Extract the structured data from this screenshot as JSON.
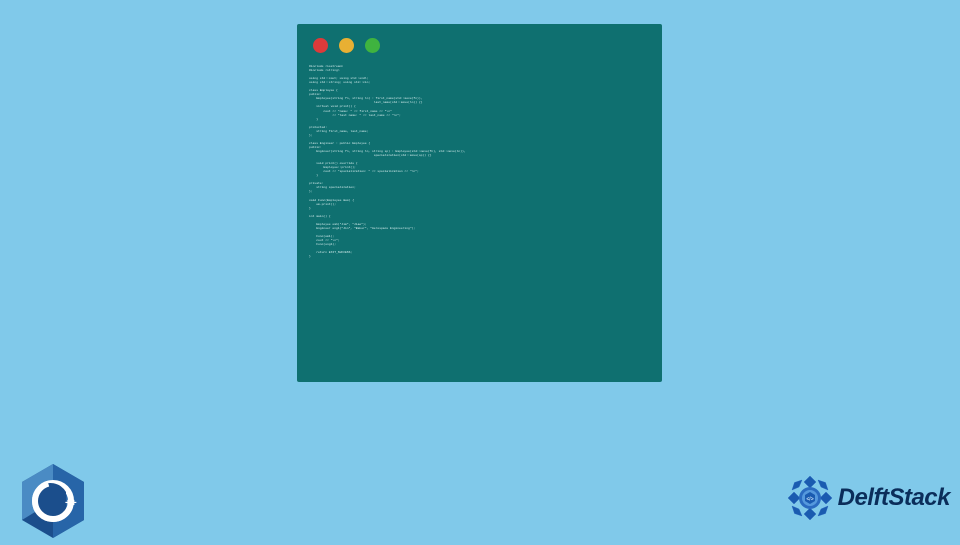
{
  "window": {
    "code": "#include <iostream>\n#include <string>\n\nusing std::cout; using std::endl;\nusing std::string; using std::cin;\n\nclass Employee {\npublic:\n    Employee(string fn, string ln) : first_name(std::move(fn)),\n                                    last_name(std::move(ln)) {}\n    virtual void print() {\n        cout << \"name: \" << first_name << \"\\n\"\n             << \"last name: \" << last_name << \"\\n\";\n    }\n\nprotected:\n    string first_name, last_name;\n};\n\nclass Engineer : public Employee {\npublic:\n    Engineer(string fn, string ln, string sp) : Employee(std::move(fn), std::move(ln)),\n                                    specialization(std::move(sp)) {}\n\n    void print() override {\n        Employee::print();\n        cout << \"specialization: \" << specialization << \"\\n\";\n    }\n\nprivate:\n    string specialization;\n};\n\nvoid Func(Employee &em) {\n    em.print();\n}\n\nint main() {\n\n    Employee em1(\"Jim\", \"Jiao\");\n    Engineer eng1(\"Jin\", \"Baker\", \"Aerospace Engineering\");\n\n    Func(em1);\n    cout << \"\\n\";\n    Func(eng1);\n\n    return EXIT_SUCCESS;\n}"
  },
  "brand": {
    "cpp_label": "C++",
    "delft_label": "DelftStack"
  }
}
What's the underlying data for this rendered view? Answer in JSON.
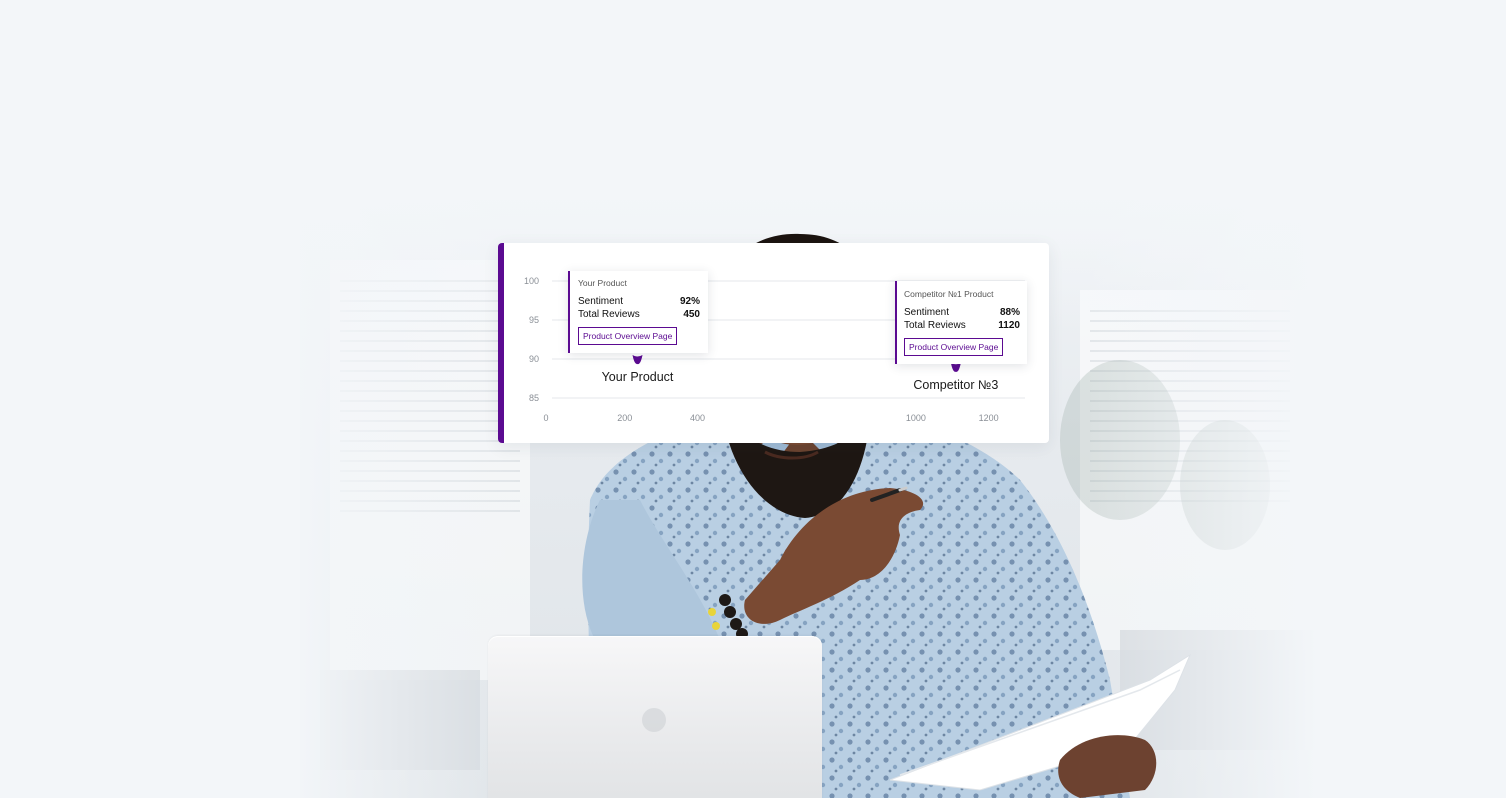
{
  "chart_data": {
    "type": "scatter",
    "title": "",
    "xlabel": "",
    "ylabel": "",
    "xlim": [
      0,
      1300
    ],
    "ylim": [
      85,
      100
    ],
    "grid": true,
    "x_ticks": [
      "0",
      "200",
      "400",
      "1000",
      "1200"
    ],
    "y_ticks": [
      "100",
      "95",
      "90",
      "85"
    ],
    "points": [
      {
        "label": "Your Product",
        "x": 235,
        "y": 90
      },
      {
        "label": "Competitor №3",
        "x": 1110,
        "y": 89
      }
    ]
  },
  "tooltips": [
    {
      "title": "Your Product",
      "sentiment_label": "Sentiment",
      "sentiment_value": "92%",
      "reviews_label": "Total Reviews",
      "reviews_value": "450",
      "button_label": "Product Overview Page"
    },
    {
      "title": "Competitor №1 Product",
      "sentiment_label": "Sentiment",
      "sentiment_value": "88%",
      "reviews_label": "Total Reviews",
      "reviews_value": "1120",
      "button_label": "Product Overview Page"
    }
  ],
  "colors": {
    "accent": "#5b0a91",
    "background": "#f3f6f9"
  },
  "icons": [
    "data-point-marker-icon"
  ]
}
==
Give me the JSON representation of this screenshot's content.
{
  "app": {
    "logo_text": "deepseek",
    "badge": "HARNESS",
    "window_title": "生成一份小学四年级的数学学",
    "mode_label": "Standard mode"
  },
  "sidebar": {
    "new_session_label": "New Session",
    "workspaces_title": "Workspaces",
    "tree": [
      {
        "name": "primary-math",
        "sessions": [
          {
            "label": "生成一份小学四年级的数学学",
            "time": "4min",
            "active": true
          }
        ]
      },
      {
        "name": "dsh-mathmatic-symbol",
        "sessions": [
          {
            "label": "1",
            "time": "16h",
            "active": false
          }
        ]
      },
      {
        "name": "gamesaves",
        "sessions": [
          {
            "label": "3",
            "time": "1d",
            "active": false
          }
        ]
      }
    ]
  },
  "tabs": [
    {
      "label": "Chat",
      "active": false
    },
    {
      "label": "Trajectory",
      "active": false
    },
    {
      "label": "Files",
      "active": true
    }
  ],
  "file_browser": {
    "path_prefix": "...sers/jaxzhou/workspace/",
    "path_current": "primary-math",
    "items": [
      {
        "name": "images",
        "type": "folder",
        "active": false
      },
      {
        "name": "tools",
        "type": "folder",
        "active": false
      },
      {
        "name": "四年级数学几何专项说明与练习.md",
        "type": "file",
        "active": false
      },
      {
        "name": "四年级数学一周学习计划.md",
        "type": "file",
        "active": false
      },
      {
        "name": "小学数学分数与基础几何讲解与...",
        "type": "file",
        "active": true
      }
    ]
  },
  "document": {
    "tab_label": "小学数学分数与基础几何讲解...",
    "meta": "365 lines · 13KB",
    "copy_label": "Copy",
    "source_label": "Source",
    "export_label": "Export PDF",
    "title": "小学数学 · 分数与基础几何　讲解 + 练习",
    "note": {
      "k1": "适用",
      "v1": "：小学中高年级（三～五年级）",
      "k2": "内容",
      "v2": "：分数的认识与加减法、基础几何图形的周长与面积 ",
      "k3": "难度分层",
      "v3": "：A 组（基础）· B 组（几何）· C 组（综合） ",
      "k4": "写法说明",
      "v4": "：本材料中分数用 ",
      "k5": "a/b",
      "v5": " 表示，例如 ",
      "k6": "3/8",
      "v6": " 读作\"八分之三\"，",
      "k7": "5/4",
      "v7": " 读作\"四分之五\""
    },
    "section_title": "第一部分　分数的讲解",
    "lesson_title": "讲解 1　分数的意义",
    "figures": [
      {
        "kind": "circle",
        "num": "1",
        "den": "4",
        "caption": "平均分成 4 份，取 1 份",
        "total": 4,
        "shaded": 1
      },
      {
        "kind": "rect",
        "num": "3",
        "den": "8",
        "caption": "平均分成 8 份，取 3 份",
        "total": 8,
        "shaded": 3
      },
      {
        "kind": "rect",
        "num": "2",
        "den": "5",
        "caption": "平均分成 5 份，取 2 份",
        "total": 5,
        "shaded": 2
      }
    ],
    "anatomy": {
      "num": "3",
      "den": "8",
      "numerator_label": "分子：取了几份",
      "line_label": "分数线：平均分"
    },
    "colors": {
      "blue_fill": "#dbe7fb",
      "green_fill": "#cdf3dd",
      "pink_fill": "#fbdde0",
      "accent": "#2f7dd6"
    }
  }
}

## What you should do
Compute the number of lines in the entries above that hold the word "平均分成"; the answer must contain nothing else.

## Result of this task
3